> **WHAT YOU WILL DO**
Copy, from the data below, each line that has the word "background".

> **DATA FOR PROCESSING**
%%

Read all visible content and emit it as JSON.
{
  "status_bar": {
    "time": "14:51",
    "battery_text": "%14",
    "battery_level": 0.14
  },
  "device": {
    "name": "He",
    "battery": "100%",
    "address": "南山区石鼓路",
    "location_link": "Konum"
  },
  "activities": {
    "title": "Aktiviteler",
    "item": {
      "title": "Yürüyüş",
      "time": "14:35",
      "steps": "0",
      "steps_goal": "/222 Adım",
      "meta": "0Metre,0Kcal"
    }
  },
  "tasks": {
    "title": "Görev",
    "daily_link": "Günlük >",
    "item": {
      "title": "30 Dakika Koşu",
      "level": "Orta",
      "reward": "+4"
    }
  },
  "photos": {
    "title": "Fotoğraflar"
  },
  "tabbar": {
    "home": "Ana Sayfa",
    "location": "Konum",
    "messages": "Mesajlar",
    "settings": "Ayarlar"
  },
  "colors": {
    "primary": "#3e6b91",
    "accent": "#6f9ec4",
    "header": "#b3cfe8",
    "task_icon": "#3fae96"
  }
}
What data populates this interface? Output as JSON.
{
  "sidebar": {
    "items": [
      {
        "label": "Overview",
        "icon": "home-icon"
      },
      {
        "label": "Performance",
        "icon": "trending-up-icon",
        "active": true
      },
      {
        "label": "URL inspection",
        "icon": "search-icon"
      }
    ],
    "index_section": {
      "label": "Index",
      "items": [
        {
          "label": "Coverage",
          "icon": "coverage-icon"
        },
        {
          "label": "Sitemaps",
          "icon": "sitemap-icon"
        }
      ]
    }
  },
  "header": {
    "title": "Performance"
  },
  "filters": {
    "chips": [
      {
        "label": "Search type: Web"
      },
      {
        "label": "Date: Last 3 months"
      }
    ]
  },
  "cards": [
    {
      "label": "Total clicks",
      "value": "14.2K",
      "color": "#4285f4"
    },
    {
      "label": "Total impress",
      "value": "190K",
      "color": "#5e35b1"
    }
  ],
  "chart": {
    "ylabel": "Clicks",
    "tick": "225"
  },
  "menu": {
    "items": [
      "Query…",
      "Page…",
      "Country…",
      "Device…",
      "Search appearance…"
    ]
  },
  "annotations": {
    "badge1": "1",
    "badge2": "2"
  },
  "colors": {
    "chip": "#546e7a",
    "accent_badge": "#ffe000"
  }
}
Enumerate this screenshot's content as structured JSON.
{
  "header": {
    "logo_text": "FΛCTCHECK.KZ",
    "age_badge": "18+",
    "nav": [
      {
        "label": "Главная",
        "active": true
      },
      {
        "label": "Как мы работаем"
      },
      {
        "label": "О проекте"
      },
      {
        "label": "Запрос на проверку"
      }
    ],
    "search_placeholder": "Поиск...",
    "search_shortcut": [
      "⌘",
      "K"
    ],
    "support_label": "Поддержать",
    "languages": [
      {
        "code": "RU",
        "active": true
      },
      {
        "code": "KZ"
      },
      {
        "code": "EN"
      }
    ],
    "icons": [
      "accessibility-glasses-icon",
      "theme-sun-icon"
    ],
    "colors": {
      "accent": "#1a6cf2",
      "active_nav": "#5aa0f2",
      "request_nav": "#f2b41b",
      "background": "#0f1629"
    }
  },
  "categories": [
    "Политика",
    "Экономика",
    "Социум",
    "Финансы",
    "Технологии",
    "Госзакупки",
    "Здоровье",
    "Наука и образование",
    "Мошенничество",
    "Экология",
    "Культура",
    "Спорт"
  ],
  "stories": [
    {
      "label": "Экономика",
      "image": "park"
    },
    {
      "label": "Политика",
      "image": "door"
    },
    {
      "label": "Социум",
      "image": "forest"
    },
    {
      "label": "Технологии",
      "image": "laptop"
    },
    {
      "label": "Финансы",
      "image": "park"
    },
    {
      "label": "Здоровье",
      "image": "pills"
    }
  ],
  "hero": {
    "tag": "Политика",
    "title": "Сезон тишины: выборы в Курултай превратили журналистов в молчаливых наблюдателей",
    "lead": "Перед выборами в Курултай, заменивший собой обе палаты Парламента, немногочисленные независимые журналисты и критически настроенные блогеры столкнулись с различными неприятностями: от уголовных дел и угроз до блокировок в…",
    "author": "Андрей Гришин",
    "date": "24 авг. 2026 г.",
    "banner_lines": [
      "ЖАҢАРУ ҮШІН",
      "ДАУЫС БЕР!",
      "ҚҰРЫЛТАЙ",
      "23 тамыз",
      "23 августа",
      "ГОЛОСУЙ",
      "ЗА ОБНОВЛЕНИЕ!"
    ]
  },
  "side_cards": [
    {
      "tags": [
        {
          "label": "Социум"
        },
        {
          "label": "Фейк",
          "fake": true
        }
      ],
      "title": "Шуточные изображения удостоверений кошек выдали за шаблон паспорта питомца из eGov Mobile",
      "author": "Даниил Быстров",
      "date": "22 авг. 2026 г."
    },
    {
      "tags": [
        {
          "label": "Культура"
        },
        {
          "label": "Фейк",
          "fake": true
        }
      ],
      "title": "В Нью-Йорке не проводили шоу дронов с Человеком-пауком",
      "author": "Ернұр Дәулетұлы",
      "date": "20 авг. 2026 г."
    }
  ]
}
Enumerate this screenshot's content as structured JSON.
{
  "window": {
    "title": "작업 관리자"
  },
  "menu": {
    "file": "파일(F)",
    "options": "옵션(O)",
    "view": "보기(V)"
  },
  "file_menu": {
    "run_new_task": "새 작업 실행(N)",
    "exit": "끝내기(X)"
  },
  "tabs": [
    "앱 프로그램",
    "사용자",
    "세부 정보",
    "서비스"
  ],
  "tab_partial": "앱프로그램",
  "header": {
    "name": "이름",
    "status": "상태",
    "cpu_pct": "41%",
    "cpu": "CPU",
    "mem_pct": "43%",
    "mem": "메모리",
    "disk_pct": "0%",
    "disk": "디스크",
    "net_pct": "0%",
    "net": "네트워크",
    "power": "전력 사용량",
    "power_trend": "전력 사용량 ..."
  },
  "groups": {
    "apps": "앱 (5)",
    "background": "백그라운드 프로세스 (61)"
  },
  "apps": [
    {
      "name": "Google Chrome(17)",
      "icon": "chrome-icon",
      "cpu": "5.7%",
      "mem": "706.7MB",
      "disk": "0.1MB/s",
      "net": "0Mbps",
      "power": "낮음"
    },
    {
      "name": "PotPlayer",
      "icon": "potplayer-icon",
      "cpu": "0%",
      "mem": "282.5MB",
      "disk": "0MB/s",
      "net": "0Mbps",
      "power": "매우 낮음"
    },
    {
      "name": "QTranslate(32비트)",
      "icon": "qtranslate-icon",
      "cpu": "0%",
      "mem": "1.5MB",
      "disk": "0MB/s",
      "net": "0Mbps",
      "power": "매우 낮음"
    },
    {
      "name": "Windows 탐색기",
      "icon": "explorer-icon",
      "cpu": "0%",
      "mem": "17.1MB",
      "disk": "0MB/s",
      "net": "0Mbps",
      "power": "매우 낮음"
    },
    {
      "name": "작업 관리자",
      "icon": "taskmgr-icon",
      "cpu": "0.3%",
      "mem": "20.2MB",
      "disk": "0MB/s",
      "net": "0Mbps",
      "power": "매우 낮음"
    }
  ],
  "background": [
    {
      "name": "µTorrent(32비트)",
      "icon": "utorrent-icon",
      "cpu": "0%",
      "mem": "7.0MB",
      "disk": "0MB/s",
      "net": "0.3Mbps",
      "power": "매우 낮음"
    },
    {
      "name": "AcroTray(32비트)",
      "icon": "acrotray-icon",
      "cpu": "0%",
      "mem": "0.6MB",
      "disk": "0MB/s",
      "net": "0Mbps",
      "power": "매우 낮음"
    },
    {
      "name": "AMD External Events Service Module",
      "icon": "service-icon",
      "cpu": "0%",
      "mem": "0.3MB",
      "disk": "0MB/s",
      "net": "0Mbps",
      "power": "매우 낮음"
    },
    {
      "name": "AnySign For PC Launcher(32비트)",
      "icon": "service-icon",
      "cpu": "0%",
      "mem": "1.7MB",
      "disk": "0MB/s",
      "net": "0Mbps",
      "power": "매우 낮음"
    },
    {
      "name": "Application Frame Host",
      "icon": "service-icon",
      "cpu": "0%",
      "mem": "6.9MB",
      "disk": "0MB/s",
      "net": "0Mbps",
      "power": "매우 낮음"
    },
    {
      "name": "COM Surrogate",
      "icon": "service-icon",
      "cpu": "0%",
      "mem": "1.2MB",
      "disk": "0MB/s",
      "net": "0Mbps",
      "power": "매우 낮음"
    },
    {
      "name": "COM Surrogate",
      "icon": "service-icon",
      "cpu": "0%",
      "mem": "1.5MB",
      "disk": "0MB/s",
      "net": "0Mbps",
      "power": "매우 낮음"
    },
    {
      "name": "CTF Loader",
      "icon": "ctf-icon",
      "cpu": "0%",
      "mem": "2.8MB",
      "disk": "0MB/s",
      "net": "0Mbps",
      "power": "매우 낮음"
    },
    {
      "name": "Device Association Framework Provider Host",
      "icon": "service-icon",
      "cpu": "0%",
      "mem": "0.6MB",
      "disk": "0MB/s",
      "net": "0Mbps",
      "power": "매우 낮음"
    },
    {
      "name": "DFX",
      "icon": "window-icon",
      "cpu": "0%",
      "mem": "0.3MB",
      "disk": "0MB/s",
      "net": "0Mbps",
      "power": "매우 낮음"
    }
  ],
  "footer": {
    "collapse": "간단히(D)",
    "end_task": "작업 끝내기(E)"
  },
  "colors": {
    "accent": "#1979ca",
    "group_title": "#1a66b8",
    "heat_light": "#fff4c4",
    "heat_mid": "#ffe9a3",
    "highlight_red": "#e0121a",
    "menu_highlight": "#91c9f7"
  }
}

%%

> **RESULT FOR THIS EXERCISE**
      "background": "#0f1629"
    "background": "백그라운드 프로세스 (61)"
  "background": [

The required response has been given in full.